[EXERCISE AIM] Pictures aside, quote the whole listing exactly.

[RECORDS PROVIDED]
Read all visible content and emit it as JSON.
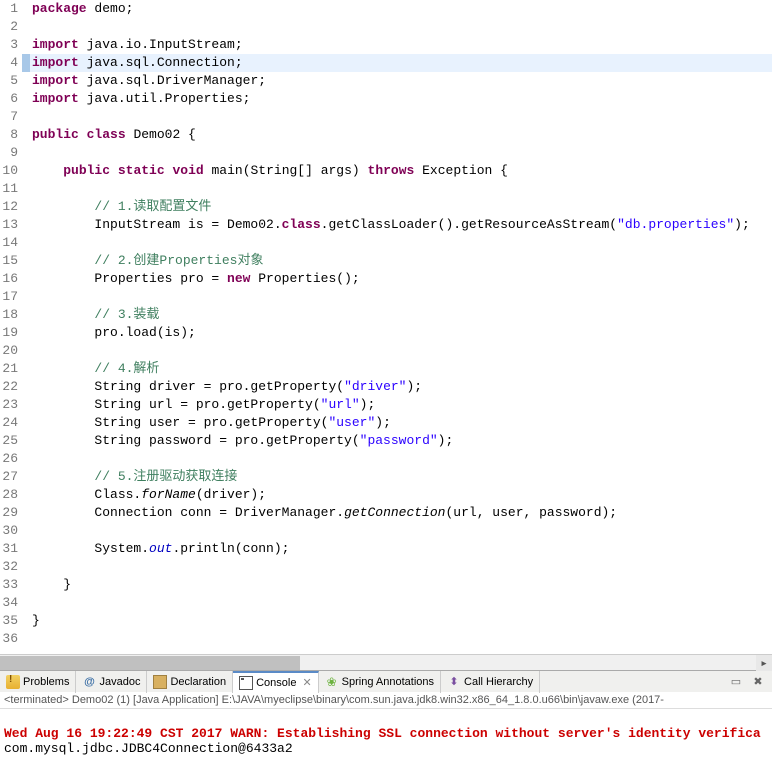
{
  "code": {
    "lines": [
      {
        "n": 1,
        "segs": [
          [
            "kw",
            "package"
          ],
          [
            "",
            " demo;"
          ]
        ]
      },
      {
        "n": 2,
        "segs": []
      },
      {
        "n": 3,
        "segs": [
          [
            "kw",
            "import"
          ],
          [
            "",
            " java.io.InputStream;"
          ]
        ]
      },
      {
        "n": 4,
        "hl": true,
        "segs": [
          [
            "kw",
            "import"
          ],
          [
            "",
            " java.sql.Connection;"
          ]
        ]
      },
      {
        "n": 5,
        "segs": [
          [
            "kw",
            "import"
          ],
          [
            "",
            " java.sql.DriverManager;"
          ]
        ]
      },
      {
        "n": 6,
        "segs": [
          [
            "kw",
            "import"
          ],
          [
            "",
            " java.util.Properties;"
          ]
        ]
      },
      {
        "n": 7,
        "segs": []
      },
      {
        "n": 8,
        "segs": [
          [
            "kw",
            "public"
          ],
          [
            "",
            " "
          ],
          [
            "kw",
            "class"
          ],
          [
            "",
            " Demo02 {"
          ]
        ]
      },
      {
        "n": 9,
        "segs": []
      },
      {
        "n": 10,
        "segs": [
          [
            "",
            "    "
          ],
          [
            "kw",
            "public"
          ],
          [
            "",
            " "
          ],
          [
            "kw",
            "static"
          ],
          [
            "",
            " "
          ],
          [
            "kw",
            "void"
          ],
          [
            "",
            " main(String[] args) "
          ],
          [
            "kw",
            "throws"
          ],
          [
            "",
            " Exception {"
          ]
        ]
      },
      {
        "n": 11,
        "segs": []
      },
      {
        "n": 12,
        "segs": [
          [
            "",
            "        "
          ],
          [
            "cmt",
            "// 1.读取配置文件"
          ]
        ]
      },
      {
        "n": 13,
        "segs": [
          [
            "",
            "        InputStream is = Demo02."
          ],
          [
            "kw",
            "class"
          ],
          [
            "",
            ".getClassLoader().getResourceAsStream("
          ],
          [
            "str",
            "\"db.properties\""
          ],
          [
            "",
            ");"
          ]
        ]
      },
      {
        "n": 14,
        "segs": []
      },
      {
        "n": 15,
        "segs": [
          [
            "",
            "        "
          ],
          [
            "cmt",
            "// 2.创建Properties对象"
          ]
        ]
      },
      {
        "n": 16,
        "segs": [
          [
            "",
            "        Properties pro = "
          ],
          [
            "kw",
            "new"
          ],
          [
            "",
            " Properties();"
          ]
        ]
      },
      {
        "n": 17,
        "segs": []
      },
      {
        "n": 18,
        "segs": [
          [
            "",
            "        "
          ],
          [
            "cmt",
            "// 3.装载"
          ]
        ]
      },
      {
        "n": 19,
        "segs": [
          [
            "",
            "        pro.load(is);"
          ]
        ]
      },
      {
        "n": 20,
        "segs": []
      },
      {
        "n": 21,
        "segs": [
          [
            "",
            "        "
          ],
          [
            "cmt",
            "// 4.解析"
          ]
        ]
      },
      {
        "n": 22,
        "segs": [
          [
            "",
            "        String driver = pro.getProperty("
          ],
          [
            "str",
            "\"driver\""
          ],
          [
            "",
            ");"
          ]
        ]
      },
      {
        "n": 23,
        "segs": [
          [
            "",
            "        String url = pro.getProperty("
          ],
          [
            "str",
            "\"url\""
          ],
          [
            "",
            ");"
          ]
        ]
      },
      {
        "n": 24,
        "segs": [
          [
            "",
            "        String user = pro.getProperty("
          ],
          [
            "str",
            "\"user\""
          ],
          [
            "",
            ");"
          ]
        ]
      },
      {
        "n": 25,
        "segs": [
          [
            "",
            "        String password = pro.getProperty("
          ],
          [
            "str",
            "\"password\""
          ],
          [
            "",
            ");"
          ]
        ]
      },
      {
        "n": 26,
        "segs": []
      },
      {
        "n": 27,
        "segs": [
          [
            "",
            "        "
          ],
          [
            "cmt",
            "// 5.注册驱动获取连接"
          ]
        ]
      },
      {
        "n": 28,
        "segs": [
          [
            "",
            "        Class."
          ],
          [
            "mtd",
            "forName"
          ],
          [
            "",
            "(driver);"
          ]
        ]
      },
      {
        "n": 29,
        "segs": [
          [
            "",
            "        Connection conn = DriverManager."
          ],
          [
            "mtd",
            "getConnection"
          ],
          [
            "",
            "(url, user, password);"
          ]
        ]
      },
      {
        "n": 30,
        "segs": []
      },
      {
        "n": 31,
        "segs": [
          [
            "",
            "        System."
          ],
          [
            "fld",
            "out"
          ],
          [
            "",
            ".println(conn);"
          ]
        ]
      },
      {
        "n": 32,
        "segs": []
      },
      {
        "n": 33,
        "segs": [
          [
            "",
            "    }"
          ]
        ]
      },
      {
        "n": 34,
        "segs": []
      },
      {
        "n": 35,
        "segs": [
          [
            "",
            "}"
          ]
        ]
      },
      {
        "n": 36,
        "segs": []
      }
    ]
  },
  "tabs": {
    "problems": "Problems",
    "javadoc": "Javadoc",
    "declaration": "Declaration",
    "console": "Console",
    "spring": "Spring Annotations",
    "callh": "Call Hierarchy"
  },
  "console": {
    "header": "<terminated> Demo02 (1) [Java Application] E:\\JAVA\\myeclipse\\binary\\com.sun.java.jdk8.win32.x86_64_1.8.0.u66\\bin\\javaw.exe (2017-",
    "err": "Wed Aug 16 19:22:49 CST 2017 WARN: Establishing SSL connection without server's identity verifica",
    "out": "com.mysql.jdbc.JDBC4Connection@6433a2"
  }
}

[EXERCISE SOLUTION]
Read all visible content and emit it as JSON.
{
  "code": {
    "lines": [
      {
        "n": 1,
        "segs": [
          [
            "kw",
            "package"
          ],
          [
            "",
            " demo;"
          ]
        ]
      },
      {
        "n": 2,
        "segs": []
      },
      {
        "n": 3,
        "segs": [
          [
            "kw",
            "import"
          ],
          [
            "",
            " java.io.InputStream;"
          ]
        ]
      },
      {
        "n": 4,
        "hl": true,
        "segs": [
          [
            "kw",
            "import"
          ],
          [
            "",
            " java.sql.Connection;"
          ]
        ]
      },
      {
        "n": 5,
        "segs": [
          [
            "kw",
            "import"
          ],
          [
            "",
            " java.sql.DriverManager;"
          ]
        ]
      },
      {
        "n": 6,
        "segs": [
          [
            "kw",
            "import"
          ],
          [
            "",
            " java.util.Properties;"
          ]
        ]
      },
      {
        "n": 7,
        "segs": []
      },
      {
        "n": 8,
        "segs": [
          [
            "kw",
            "public"
          ],
          [
            "",
            " "
          ],
          [
            "kw",
            "class"
          ],
          [
            "",
            " Demo02 {"
          ]
        ]
      },
      {
        "n": 9,
        "segs": []
      },
      {
        "n": 10,
        "segs": [
          [
            "",
            "    "
          ],
          [
            "kw",
            "public"
          ],
          [
            "",
            " "
          ],
          [
            "kw",
            "static"
          ],
          [
            "",
            " "
          ],
          [
            "kw",
            "void"
          ],
          [
            "",
            " main(String[] args) "
          ],
          [
            "kw",
            "throws"
          ],
          [
            "",
            " Exception {"
          ]
        ]
      },
      {
        "n": 11,
        "segs": []
      },
      {
        "n": 12,
        "segs": [
          [
            "",
            "        "
          ],
          [
            "cmt",
            "// 1.读取配置文件"
          ]
        ]
      },
      {
        "n": 13,
        "segs": [
          [
            "",
            "        InputStream is = Demo02."
          ],
          [
            "kw",
            "class"
          ],
          [
            "",
            ".getClassLoader().getResourceAsStream("
          ],
          [
            "str",
            "\"db.properties\""
          ],
          [
            "",
            ");"
          ]
        ]
      },
      {
        "n": 14,
        "segs": []
      },
      {
        "n": 15,
        "segs": [
          [
            "",
            "        "
          ],
          [
            "cmt",
            "// 2.创建Properties对象"
          ]
        ]
      },
      {
        "n": 16,
        "segs": [
          [
            "",
            "        Properties pro = "
          ],
          [
            "kw",
            "new"
          ],
          [
            "",
            " Properties();"
          ]
        ]
      },
      {
        "n": 17,
        "segs": []
      },
      {
        "n": 18,
        "segs": [
          [
            "",
            "        "
          ],
          [
            "cmt",
            "// 3.装载"
          ]
        ]
      },
      {
        "n": 19,
        "segs": [
          [
            "",
            "        pro.load(is);"
          ]
        ]
      },
      {
        "n": 20,
        "segs": []
      },
      {
        "n": 21,
        "segs": [
          [
            "",
            "        "
          ],
          [
            "cmt",
            "// 4.解析"
          ]
        ]
      },
      {
        "n": 22,
        "segs": [
          [
            "",
            "        String driver = pro.getProperty("
          ],
          [
            "str",
            "\"driver\""
          ],
          [
            "",
            ");"
          ]
        ]
      },
      {
        "n": 23,
        "segs": [
          [
            "",
            "        String url = pro.getProperty("
          ],
          [
            "str",
            "\"url\""
          ],
          [
            "",
            ");"
          ]
        ]
      },
      {
        "n": 24,
        "segs": [
          [
            "",
            "        String user = pro.getProperty("
          ],
          [
            "str",
            "\"user\""
          ],
          [
            "",
            ");"
          ]
        ]
      },
      {
        "n": 25,
        "segs": [
          [
            "",
            "        String password = pro.getProperty("
          ],
          [
            "str",
            "\"password\""
          ],
          [
            "",
            ");"
          ]
        ]
      },
      {
        "n": 26,
        "segs": []
      },
      {
        "n": 27,
        "segs": [
          [
            "",
            "        "
          ],
          [
            "cmt",
            "// 5.注册驱动获取连接"
          ]
        ]
      },
      {
        "n": 28,
        "segs": [
          [
            "",
            "        Class."
          ],
          [
            "mtd",
            "forName"
          ],
          [
            "",
            "(driver);"
          ]
        ]
      },
      {
        "n": 29,
        "segs": [
          [
            "",
            "        Connection conn = DriverManager."
          ],
          [
            "mtd",
            "getConnection"
          ],
          [
            "",
            "(url, user, password);"
          ]
        ]
      },
      {
        "n": 30,
        "segs": []
      },
      {
        "n": 31,
        "segs": [
          [
            "",
            "        System."
          ],
          [
            "fld",
            "out"
          ],
          [
            "",
            ".println(conn);"
          ]
        ]
      },
      {
        "n": 32,
        "segs": []
      },
      {
        "n": 33,
        "segs": [
          [
            "",
            "    }"
          ]
        ]
      },
      {
        "n": 34,
        "segs": []
      },
      {
        "n": 35,
        "segs": [
          [
            "",
            "}"
          ]
        ]
      },
      {
        "n": 36,
        "segs": []
      }
    ]
  },
  "tabs": {
    "problems": "Problems",
    "javadoc": "Javadoc",
    "declaration": "Declaration",
    "console": "Console",
    "spring": "Spring Annotations",
    "callh": "Call Hierarchy"
  },
  "console": {
    "header": "<terminated> Demo02 (1) [Java Application] E:\\JAVA\\myeclipse\\binary\\com.sun.java.jdk8.win32.x86_64_1.8.0.u66\\bin\\javaw.exe (2017-",
    "err": "Wed Aug 16 19:22:49 CST 2017 WARN: Establishing SSL connection without server's identity verifica",
    "out": "com.mysql.jdbc.JDBC4Connection@6433a2"
  }
}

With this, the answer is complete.